** INSTRUCTIONS FOR THE TASK **
Go over the data and keep only the lines that include "JSON".

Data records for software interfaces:
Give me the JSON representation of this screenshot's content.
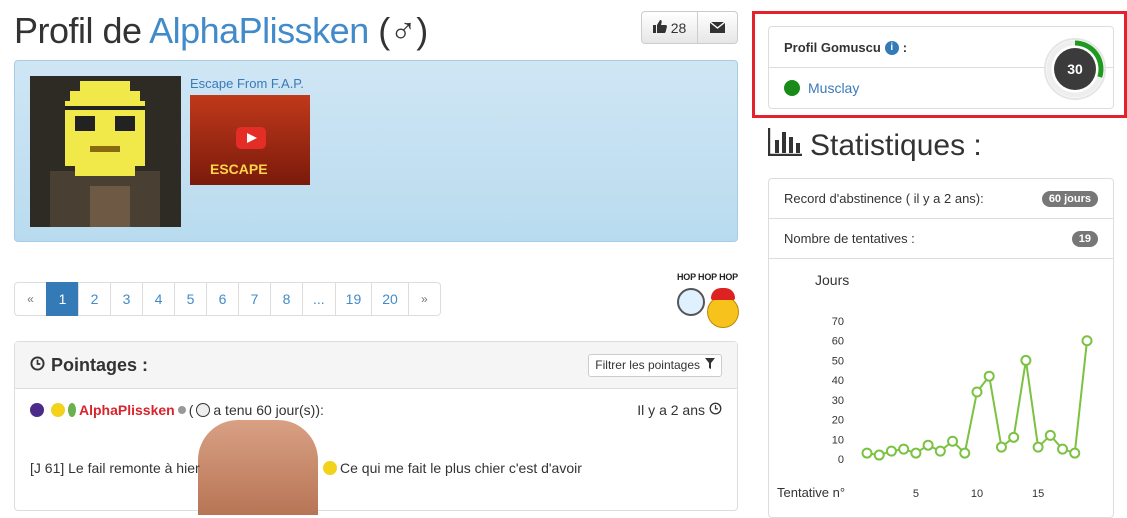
{
  "header": {
    "title_prefix": "Profil de ",
    "username": "AlphaPlissken",
    "gender_symbol": "(♂)",
    "like_count": "28"
  },
  "profile_box": {
    "signature_title": "Escape From F.A.P.",
    "signature_caption": "ESCAPE"
  },
  "pagination": {
    "pages": [
      "«",
      "1",
      "2",
      "3",
      "4",
      "5",
      "6",
      "7",
      "8",
      "...",
      "19",
      "20",
      "»"
    ],
    "active": "1"
  },
  "hop_sticker": {
    "text": "HOP HOP HOP"
  },
  "pointages": {
    "title": "Pointages :",
    "filter_label": "Filtrer les pointages",
    "entry_user": "AlphaPlissken",
    "entry_text": "a tenu 60 jour(s)):",
    "entry_paren": "(",
    "entry_date": "Il y a 2 ans",
    "entry_message": "[J 61] Le fail remonte à hier",
    "entry_message_2": "Ce qui me fait le plus chier c'est d'avoir"
  },
  "gomuscu": {
    "title": "Profil Gomuscu",
    "colon": ":",
    "link": "Musclay",
    "gauge_value": "30",
    "gauge_fraction": 0.3
  },
  "statistics": {
    "title": "Statistiques :",
    "rows": [
      {
        "label": "Record d'abstinence ( il y a 2 ans):",
        "badge": "60 jours"
      },
      {
        "label": "Nombre de tentatives :",
        "badge": "19"
      }
    ]
  },
  "chart_data": {
    "type": "line",
    "ylabel": "Jours",
    "xlabel": "Tentative n°",
    "ylim": [
      0,
      70
    ],
    "yticks": [
      0,
      10,
      20,
      30,
      40,
      50,
      60,
      70
    ],
    "xticks": [
      5,
      10,
      15
    ],
    "x": [
      1,
      2,
      3,
      4,
      5,
      6,
      7,
      8,
      9,
      10,
      11,
      12,
      13,
      14,
      15,
      16,
      17,
      18,
      19
    ],
    "values": [
      3,
      2,
      4,
      5,
      3,
      7,
      4,
      9,
      3,
      34,
      42,
      6,
      11,
      50,
      6,
      12,
      5,
      3,
      60
    ],
    "color": "#7cc242",
    "grid": false
  }
}
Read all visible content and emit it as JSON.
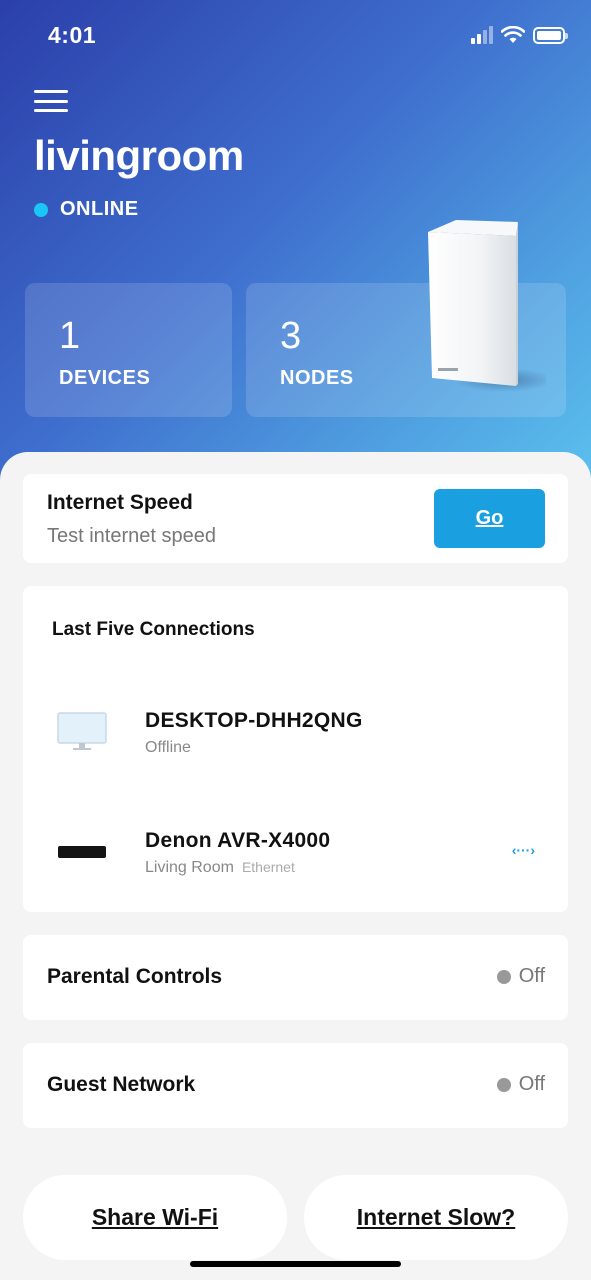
{
  "status_bar": {
    "time": "4:01",
    "icons": [
      "cellular-signal-icon",
      "wifi-icon",
      "battery-icon"
    ]
  },
  "header": {
    "menu_icon": "hamburger-menu-icon",
    "network_name": "livingroom",
    "status": "ONLINE",
    "status_color": "#19c6f5"
  },
  "stats": {
    "devices": {
      "count": "1",
      "label": "DEVICES"
    },
    "nodes": {
      "count": "3",
      "label": "NODES"
    }
  },
  "internet_speed": {
    "title": "Internet Speed",
    "subtitle": "Test internet speed",
    "button_label": "Go"
  },
  "connections": {
    "title": "Last Five Connections",
    "items": [
      {
        "name": "DESKTOP-DHH2QNG",
        "status": "Offline",
        "icon": "monitor-icon"
      },
      {
        "name": "Denon AVR-X4000",
        "location": "Living Room",
        "connection_type": "Ethernet",
        "icon": "av-receiver-icon",
        "connection_icon": "ethernet-icon"
      }
    ]
  },
  "parental_controls": {
    "title": "Parental Controls",
    "state": "Off"
  },
  "guest_network": {
    "title": "Guest Network",
    "state": "Off"
  },
  "actions": {
    "share_wifi": "Share Wi-Fi",
    "internet_slow": "Internet Slow?"
  },
  "colors": {
    "accent": "#1aa0e0",
    "hero_gradient_start": "#2b3faa",
    "hero_gradient_end": "#5cc2ef"
  }
}
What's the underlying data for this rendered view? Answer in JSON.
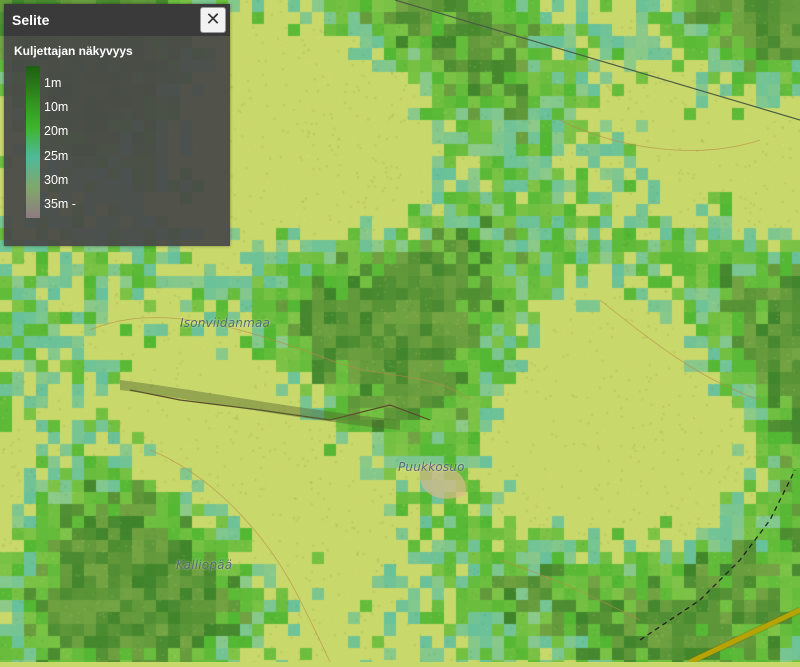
{
  "legend": {
    "title": "Selite",
    "close_label": "✕",
    "subtitle": "Kuljettajan näkyvyys",
    "ticks": [
      "1m",
      "10m",
      "20m",
      "25m",
      "30m",
      "35m -"
    ],
    "colors": [
      "#1e5f12",
      "#2f8a1e",
      "#3eb42c",
      "#4fb99a",
      "#7fa86a",
      "#907a80"
    ]
  },
  "map": {
    "place_names": [
      "Isonviidanmaa",
      "Puukkosuo",
      "Kalliopää"
    ],
    "colors": {
      "base": "#c9d86a",
      "green_dark": "#2f7a24",
      "green": "#44b32c",
      "teal": "#5cbea0",
      "swamp": "#d7b98a"
    }
  }
}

** REPLY **
Give me the JSON representation of this screenshot's content.
Read all visible content and emit it as JSON.
What's the underlying data for this rendered view? Answer in JSON.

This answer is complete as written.